What the exercise asks | Down to the last line, write out the entries below exactly and omit all pictures.

(Dataset excerpts)
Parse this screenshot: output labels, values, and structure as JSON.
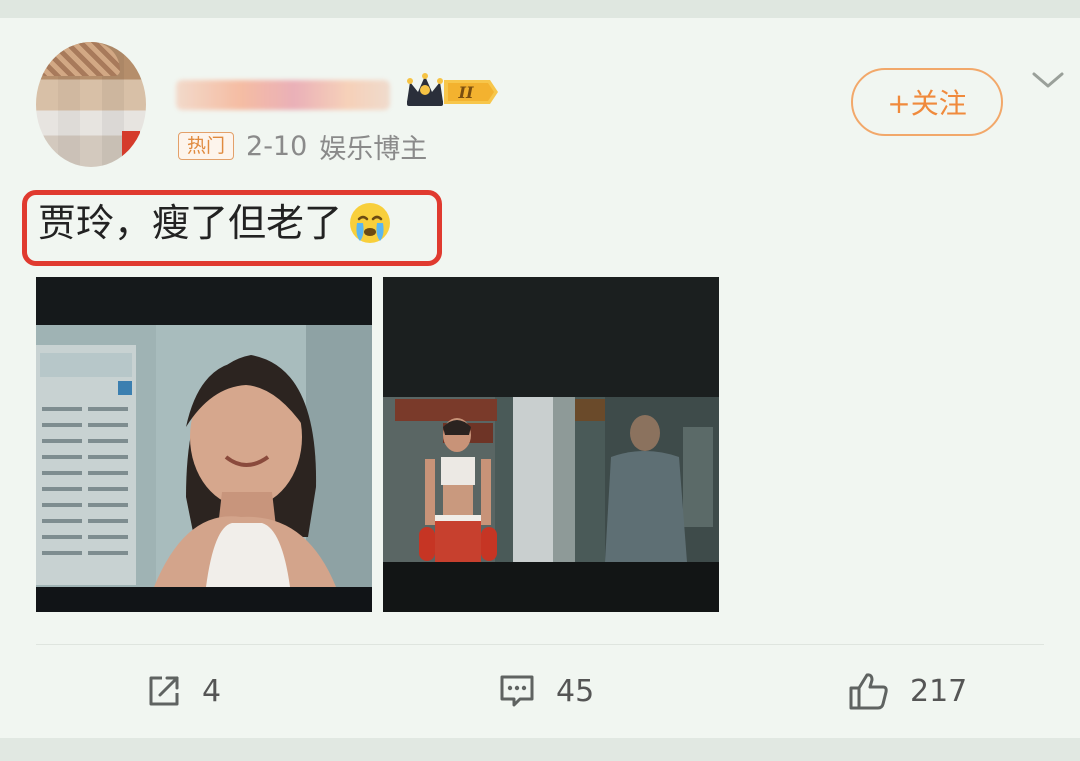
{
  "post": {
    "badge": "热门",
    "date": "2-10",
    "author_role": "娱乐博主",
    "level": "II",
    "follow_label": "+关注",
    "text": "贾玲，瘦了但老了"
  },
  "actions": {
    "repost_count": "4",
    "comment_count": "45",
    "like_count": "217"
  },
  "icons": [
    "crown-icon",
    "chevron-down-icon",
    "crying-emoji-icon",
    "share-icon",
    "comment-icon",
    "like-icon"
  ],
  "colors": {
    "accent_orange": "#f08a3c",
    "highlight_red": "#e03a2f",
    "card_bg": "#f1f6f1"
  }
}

The completed task |
Parse this screenshot: output labels, values, and structure as JSON.
{
  "post": {
    "badge": "热门",
    "date": "2-10",
    "author_role": "娱乐博主",
    "level": "II",
    "follow_label": "+关注",
    "text": "贾玲，瘦了但老了"
  },
  "actions": {
    "repost_count": "4",
    "comment_count": "45",
    "like_count": "217"
  },
  "icons": [
    "crown-icon",
    "chevron-down-icon",
    "crying-emoji-icon",
    "share-icon",
    "comment-icon",
    "like-icon"
  ],
  "colors": {
    "accent_orange": "#f08a3c",
    "highlight_red": "#e03a2f",
    "card_bg": "#f1f6f1"
  }
}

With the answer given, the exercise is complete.